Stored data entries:
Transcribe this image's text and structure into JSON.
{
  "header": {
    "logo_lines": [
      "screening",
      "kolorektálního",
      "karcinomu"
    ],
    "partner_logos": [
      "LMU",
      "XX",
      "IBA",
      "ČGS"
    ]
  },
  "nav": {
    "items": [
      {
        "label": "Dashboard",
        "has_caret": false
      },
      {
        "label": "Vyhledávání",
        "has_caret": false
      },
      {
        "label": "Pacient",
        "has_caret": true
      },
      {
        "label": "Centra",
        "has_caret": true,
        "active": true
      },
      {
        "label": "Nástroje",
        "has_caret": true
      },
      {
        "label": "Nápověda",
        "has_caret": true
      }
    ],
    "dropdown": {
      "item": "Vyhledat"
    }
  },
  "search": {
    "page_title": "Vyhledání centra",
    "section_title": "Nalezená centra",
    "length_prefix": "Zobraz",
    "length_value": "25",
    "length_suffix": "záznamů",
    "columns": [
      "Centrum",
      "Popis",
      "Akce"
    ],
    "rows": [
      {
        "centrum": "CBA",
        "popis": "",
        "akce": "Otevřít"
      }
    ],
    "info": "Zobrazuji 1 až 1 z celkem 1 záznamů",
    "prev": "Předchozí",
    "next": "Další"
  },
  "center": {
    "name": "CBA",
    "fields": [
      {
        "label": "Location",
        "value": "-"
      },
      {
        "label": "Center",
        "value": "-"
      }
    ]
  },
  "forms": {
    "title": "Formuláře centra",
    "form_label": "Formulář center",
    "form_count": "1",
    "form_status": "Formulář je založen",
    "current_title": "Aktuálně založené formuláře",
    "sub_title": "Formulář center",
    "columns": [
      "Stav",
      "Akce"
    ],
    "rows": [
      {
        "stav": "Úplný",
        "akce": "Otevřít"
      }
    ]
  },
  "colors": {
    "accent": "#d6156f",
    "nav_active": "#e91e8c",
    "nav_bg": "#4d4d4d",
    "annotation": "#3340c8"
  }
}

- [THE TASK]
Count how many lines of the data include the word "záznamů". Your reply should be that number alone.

- [RESPONSE AREA]
2